The Commercial Revolution In The Middle Ages
Wedged between the early and late Middle Ages was the rise of commercialism in the medieval world. The rise of commercialism was so great between the 13th and 15th centuries that cities began to evolve around the high level of trade that occurred. While there were many reasons for this which we shall explore, a continuing pattern and theme seemed to merge that allowed for the European economy to turn from inactivity to aggresivity and from poverty to riches, “The turn came chiefly through internal changes: the growth of the population, the increase of agricultural production, the emergence of a self-cultural merchant elite” (Lopez 97). So argues Robert S. Lopez as he tries to chronicles the events and changes that allowed for the rise of commercial trade and ultimately commercial revolution in the medieval ages. This analysis will look at many of the changes and events the author considers to have made this change possible, including many things that modern our own industrialized trade nations in the modern world.

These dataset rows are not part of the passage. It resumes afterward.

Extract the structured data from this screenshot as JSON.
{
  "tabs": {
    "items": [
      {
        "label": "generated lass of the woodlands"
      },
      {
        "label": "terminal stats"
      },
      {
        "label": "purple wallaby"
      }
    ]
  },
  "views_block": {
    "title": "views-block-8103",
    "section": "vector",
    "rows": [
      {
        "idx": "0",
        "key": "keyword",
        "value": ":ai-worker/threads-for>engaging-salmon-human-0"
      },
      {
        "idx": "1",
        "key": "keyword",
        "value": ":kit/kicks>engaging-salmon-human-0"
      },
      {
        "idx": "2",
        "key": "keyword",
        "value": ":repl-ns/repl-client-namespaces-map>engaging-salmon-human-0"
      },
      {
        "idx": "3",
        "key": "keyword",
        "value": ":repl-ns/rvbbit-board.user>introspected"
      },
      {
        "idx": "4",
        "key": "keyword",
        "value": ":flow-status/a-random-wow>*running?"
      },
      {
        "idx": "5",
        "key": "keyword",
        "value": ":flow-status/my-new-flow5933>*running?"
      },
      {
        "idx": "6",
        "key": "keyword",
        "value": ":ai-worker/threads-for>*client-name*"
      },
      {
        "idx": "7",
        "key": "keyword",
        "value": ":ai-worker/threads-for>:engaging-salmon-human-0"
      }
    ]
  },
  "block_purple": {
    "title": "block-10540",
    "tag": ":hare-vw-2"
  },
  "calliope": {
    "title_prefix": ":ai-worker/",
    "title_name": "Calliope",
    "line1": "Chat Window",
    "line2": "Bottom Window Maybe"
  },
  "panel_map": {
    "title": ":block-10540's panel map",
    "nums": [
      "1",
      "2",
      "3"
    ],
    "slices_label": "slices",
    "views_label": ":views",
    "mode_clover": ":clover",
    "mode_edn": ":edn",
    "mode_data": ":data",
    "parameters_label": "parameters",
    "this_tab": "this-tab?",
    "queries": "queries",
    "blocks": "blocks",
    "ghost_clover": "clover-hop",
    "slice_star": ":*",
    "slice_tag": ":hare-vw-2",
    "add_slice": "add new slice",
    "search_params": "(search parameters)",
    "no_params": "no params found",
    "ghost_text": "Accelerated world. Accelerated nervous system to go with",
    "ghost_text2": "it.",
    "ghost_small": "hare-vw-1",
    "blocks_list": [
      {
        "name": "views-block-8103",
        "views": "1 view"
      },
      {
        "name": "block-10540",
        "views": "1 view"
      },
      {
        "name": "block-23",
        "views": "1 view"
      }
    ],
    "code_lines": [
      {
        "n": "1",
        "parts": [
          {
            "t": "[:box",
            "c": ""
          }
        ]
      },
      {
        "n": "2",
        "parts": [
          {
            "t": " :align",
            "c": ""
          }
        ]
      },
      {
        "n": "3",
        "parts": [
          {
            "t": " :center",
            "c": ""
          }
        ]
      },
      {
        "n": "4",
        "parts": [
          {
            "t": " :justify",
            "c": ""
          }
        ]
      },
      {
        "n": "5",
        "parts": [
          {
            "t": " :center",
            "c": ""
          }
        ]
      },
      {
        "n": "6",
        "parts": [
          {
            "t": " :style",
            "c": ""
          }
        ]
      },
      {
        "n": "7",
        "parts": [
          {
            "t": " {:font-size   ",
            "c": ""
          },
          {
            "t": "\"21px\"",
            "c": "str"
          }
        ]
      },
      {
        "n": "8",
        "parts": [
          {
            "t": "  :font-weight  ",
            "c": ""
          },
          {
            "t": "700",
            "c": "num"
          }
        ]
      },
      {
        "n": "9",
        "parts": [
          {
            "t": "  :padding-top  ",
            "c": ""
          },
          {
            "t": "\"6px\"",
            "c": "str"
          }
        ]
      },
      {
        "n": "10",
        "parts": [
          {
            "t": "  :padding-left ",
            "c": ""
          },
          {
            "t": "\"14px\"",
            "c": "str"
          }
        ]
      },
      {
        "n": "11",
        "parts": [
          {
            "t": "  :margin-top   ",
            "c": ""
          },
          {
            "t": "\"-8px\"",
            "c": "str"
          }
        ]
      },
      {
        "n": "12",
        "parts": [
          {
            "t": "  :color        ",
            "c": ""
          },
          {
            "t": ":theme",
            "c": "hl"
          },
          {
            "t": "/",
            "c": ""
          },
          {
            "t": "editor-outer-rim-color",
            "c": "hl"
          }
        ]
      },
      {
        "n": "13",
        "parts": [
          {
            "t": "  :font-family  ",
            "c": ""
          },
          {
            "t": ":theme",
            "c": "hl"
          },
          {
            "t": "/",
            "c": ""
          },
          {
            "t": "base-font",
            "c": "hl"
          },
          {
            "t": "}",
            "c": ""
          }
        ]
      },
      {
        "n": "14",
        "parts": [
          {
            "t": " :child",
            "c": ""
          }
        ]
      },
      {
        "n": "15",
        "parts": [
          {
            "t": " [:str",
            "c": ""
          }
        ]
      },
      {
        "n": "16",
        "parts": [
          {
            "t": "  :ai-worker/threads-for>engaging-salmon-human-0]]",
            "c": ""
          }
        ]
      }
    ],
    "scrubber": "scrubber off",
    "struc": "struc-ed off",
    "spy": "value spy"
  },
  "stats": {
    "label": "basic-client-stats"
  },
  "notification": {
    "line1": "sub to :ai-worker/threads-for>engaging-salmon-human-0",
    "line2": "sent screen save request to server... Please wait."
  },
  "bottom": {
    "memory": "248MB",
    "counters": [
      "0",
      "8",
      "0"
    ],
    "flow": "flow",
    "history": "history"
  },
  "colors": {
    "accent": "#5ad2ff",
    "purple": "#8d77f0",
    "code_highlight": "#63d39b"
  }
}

Lopez begins his work by explaining that the Roman and barbarian society was limited in its capacity for commerce because of its very nature. He suggests that while there was some degree of commerce in the barbarian age, it was noticeable more from its scarcity than its volume because it was “more than offset by the agricultural, military, and religious shape of the barbarian society” (Lopez 21). This type of social organization was not conducive to the promotion or expansion of trade. However, by the time the tenth century rolled around one of the biggest factors responsible for the eventual commercial revolution had begun-the explosion of trade. Yet, as the author contends, the large increases in population that continued to occur are not automatic guarantors of commercialization or economic success. If the per capita productivity does